(Items from an interface collection)

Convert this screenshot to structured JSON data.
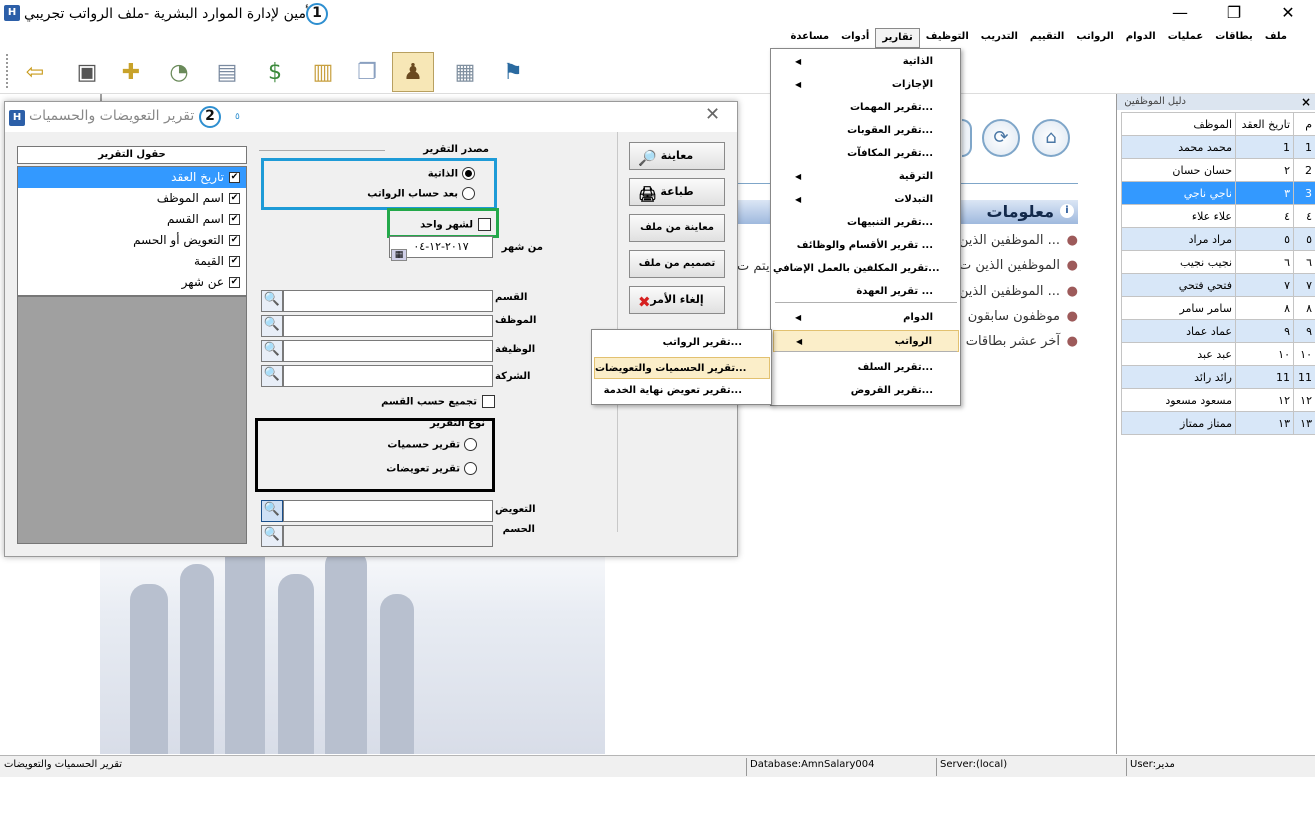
{
  "window": {
    "title": "الأمين لإدارة الموارد البشرية -ملف الرواتب تجريبي",
    "app_icon": "H",
    "badge1": "1",
    "minimize": "—",
    "maximize": "❐",
    "close": "✕"
  },
  "menubar": [
    "ملف",
    "بطاقات",
    "عمليات",
    "الدوام",
    "الرواتب",
    "التقييم",
    "التدريب",
    "التوظيف",
    "تقارير",
    "أدوات",
    "مساعدة"
  ],
  "active_menu": "تقارير",
  "toolbar_icons": [
    "exit-icon",
    "employee-card-icon",
    "attendance-icon",
    "clock-icon",
    "calendar-clock-icon",
    "salary-money-icon",
    "books-icon",
    "documents-icon",
    "users-report-icon",
    "calculator-icon",
    "bookmark-icon"
  ],
  "reports_menu": {
    "items": [
      {
        "label": "الذاتية",
        "submenu": true
      },
      {
        "label": "الإجازات",
        "submenu": true
      },
      {
        "label": "تقرير المهمات..."
      },
      {
        "label": "تقرير العقوبات..."
      },
      {
        "label": "تقرير المكافآت..."
      },
      {
        "label": "الترقية",
        "submenu": true
      },
      {
        "label": "التبدلات",
        "submenu": true
      },
      {
        "label": "تقرير التنبيهات..."
      },
      {
        "label": "تقرير الأقسام والوظائف ..."
      },
      {
        "label": "تقرير المكلفين بالعمل الإضافي..."
      },
      {
        "label": "تقرير العهدة ..."
      },
      {
        "label": "الدوام",
        "submenu": true
      },
      {
        "label": "الرواتب",
        "submenu": true,
        "hover": true
      },
      {
        "label": "تقرير السلف..."
      },
      {
        "label": "تقرير القروض..."
      }
    ],
    "arrow": "◀"
  },
  "salary_submenu": [
    "تقرير الرواتب...",
    "تقرير الحسميات والتعويضات...",
    "تقرير تعويض نهاية الخدمة..."
  ],
  "main": {
    "info_title": "معلومات",
    "info_items": [
      "الموظفين الذين ...",
      "الموظفين الذين ت",
      "الموظفين الذين ...",
      "موظفون سابقون",
      "آخر عشر بطاقات"
    ],
    "info_text_fragment": "م يتم ت",
    "home_icon": "⌂",
    "refresh_icon": "⟳",
    "info_icon": "i",
    "bullet": "●"
  },
  "employee_panel": {
    "title": "دليل الموظفين",
    "close": "×",
    "columns": [
      "م",
      "تاريخ العقد",
      "الموظف"
    ],
    "rows": [
      [
        "1",
        "1",
        "محمد محمد"
      ],
      [
        "2",
        "٢",
        "حسان حسان"
      ],
      [
        "3",
        "٣",
        "ناجي ناجي"
      ],
      [
        "٤",
        "٤",
        "علاء علاء"
      ],
      [
        "٥",
        "٥",
        "مراد مراد"
      ],
      [
        "٦",
        "٦",
        "نجيب نجيب"
      ],
      [
        "٧",
        "٧",
        "فتحي فتحي"
      ],
      [
        "٨",
        "٨",
        "سامر سامر"
      ],
      [
        "٩",
        "٩",
        "عماد عماد"
      ],
      [
        "١٠",
        "١٠",
        "عبد عبد"
      ],
      [
        "11",
        "11",
        "رائد رائد"
      ],
      [
        "١٢",
        "١٢",
        "مسعود مسعود"
      ],
      [
        "١٣",
        "١٣",
        "ممتاز ممتاز"
      ]
    ],
    "selected_row": 2
  },
  "dialog": {
    "title": "تقرير التعويضات والحسميات",
    "badge2": "2",
    "close": "✕",
    "dot": "٥",
    "fields_header": "حقول التقرير",
    "fields": [
      "تاريخ العقد",
      "اسم الموظف",
      "اسم القسم",
      "التعويض أو الحسم",
      "القيمة",
      "عن شهر"
    ],
    "check": "✔",
    "source_title": "مصدر التقرير",
    "source_options": [
      "الذاتية",
      "بعد حساب الرواتب"
    ],
    "single_month": "لشهر واحد",
    "from_month_label": "من شهر",
    "from_month_value": "٢٠١٧-١٢-٠٤",
    "filters": [
      "القسم",
      "الموظف",
      "الوظيفة",
      "الشركة"
    ],
    "group_by_dept": "تجميع حسب القسم",
    "report_type_title": "نوع التقرير",
    "report_types": [
      "تقرير حسميات",
      "تقرير تعويضات"
    ],
    "compensation_label": "التعويض",
    "deduction_label": "الحسم",
    "buttons": {
      "preview": "معاينة",
      "print": "طباعة",
      "preview_file": "معاينة من ملف",
      "design_file": "تصميم من ملف",
      "cancel": "إلغاء الأمر"
    },
    "search_glyph": "🔍",
    "calendar_glyph": "▦",
    "preview_glyph": "🔎",
    "print_glyph": "🖨",
    "cancel_glyph": "✖",
    "highlight_colors": {
      "source": "#1e9bd7",
      "single_month": "#23a84a",
      "report_type": "#000000"
    }
  },
  "statusbar": {
    "left": "تقرير الحسميات والتعويضات",
    "database": "Database:AmnSalary004",
    "server": "Server:(local)",
    "user": "User:مدير"
  }
}
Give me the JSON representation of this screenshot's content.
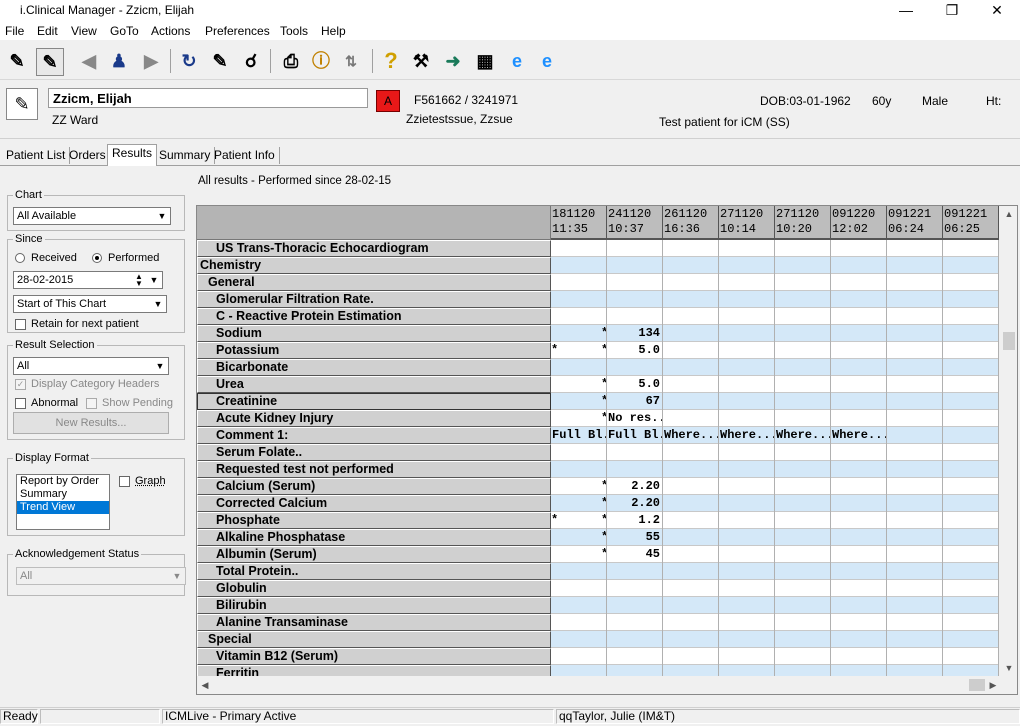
{
  "window": {
    "title": "i.Clinical Manager - Zzicm, Elijah"
  },
  "menu": [
    "File",
    "Edit",
    "View",
    "GoTo",
    "Actions",
    "Preferences",
    "Tools",
    "Help"
  ],
  "toolbar_icons": [
    "patient-icon",
    "patient-select-icon",
    "back-arrow-icon",
    "family-icon",
    "forward-arrow-icon",
    "refresh-icon",
    "edit-icon",
    "find-icon",
    "print-icon",
    "info-icon",
    "sort-icon",
    "help-icon",
    "toolkit-icon",
    "exit-icon",
    "calculator-icon",
    "ie-icon",
    "ie-alt-icon"
  ],
  "patient": {
    "name": "Zzicm, Elijah",
    "ward": "ZZ Ward",
    "alert": "A",
    "ids": "F561662 / 3241971",
    "consultant": "Zzietestssue, Zzsue",
    "dob": "DOB:03-01-1962",
    "age": "60y",
    "sex": "Male",
    "ht": "Ht:",
    "note": "Test patient for iCM (SS)"
  },
  "tabs": [
    "Patient List",
    "Orders",
    "Results",
    "Summary",
    "Patient Info"
  ],
  "active_tab": "Results",
  "results_header": "All results - Performed since 28-02-15",
  "left": {
    "chart": {
      "label": "Chart",
      "value": "All Available"
    },
    "since": {
      "label": "Since",
      "received": "Received",
      "performed": "Performed",
      "date": "28-02-2015",
      "range": "Start of This Chart",
      "retain": "Retain for next patient"
    },
    "result_selection": {
      "label": "Result Selection",
      "value": "All",
      "display_headers": "Display Category Headers",
      "abnormal": "Abnormal",
      "show_pending": "Show Pending",
      "new_results": "New Results..."
    },
    "display_format": {
      "label": "Display Format",
      "options": [
        "Report by Order",
        "Summary",
        "Trend View"
      ],
      "selected": "Trend View",
      "graph": "Graph"
    },
    "ack": {
      "label": "Acknowledgement Status",
      "value": "All"
    }
  },
  "grid": {
    "columns": [
      {
        "date": "181120",
        "time": "11:35"
      },
      {
        "date": "241120",
        "time": "10:37"
      },
      {
        "date": "261120",
        "time": "16:36"
      },
      {
        "date": "271120",
        "time": "10:14"
      },
      {
        "date": "271120",
        "time": "10:20"
      },
      {
        "date": "091220",
        "time": "12:02"
      },
      {
        "date": "091221",
        "time": "06:24"
      },
      {
        "date": "091221",
        "time": "06:25"
      }
    ],
    "rows": [
      {
        "label": "US Trans-Thoracic Echocardiogram",
        "indent": 2,
        "bg": "white",
        "cells": {}
      },
      {
        "label": "Chemistry",
        "indent": 0,
        "bg": "blue",
        "cells": {}
      },
      {
        "label": "General",
        "indent": 1,
        "bg": "white",
        "cells": {}
      },
      {
        "label": "Glomerular Filtration Rate.",
        "indent": 2,
        "bg": "blue",
        "cells": {}
      },
      {
        "label": "C - Reactive Protein Estimation",
        "indent": 2,
        "bg": "white",
        "cells": {}
      },
      {
        "label": "Sodium",
        "indent": 2,
        "bg": "blue",
        "cells": {
          "c1": {
            "star_r": "*"
          },
          "c2": {
            "value": "134"
          }
        }
      },
      {
        "label": "Potassium",
        "indent": 2,
        "bg": "white",
        "cells": {
          "c1": {
            "star_l": "*",
            "star_r": "*"
          },
          "c2": {
            "value": "5.0"
          }
        }
      },
      {
        "label": "Bicarbonate",
        "indent": 2,
        "bg": "blue",
        "cells": {}
      },
      {
        "label": "Urea",
        "indent": 2,
        "bg": "white",
        "cells": {
          "c1": {
            "star_r": "*"
          },
          "c2": {
            "value": "5.0"
          }
        }
      },
      {
        "label": "Creatinine",
        "indent": 2,
        "bg": "blue",
        "cells": {
          "c1": {
            "star_r": "*"
          },
          "c2": {
            "value": "67"
          }
        },
        "selected": true
      },
      {
        "label": "Acute Kidney Injury",
        "indent": 2,
        "bg": "white",
        "cells": {
          "c1": {
            "star_r": "*"
          },
          "c2": {
            "text": "No res..."
          }
        }
      },
      {
        "label": "Comment 1:",
        "indent": 2,
        "bg": "blue",
        "cells": {
          "c1": {
            "text": "Full Bl..."
          },
          "c2": {
            "text": "Full Bl..."
          },
          "c3": {
            "text": "Where..."
          },
          "c4": {
            "text": "Where..."
          },
          "c5": {
            "text": "Where..."
          },
          "c6": {
            "text": "Where..."
          }
        }
      },
      {
        "label": "Serum Folate..",
        "indent": 2,
        "bg": "white",
        "cells": {}
      },
      {
        "label": "Requested test not performed",
        "indent": 2,
        "bg": "blue",
        "cells": {}
      },
      {
        "label": "Calcium (Serum)",
        "indent": 2,
        "bg": "white",
        "cells": {
          "c1": {
            "star_r": "*"
          },
          "c2": {
            "value": "2.20"
          }
        }
      },
      {
        "label": "Corrected Calcium",
        "indent": 2,
        "bg": "blue",
        "cells": {
          "c1": {
            "star_r": "*"
          },
          "c2": {
            "value": "2.20"
          }
        }
      },
      {
        "label": "Phosphate",
        "indent": 2,
        "bg": "white",
        "cells": {
          "c1": {
            "star_l": "*",
            "star_r": "*"
          },
          "c2": {
            "value": "1.2"
          }
        }
      },
      {
        "label": "Alkaline Phosphatase",
        "indent": 2,
        "bg": "blue",
        "cells": {
          "c1": {
            "star_r": "*"
          },
          "c2": {
            "value": "55"
          }
        }
      },
      {
        "label": "Albumin (Serum)",
        "indent": 2,
        "bg": "white",
        "cells": {
          "c1": {
            "star_r": "*"
          },
          "c2": {
            "value": "45"
          }
        }
      },
      {
        "label": "Total Protein..",
        "indent": 2,
        "bg": "blue",
        "cells": {}
      },
      {
        "label": "Globulin",
        "indent": 2,
        "bg": "white",
        "cells": {}
      },
      {
        "label": "Bilirubin",
        "indent": 2,
        "bg": "blue",
        "cells": {}
      },
      {
        "label": "Alanine Transaminase",
        "indent": 2,
        "bg": "white",
        "cells": {}
      },
      {
        "label": "Special",
        "indent": 1,
        "bg": "blue",
        "cells": {}
      },
      {
        "label": "Vitamin B12 (Serum)",
        "indent": 2,
        "bg": "white",
        "cells": {}
      },
      {
        "label": "Ferritin",
        "indent": 2,
        "bg": "blue",
        "cells": {}
      }
    ]
  },
  "status": {
    "state": "Ready",
    "server": "ICMLive - Primary Active",
    "user": "qqTaylor, Julie (IM&T)"
  },
  "colors": {
    "selection": "#0078d7",
    "row_blue": "#d4e8f8",
    "alert_red": "#e81818"
  }
}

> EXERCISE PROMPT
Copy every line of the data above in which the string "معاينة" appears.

> FINAL ANSWER
      "preview": "معاينة",
      "preview_file": "معاينة من ملف",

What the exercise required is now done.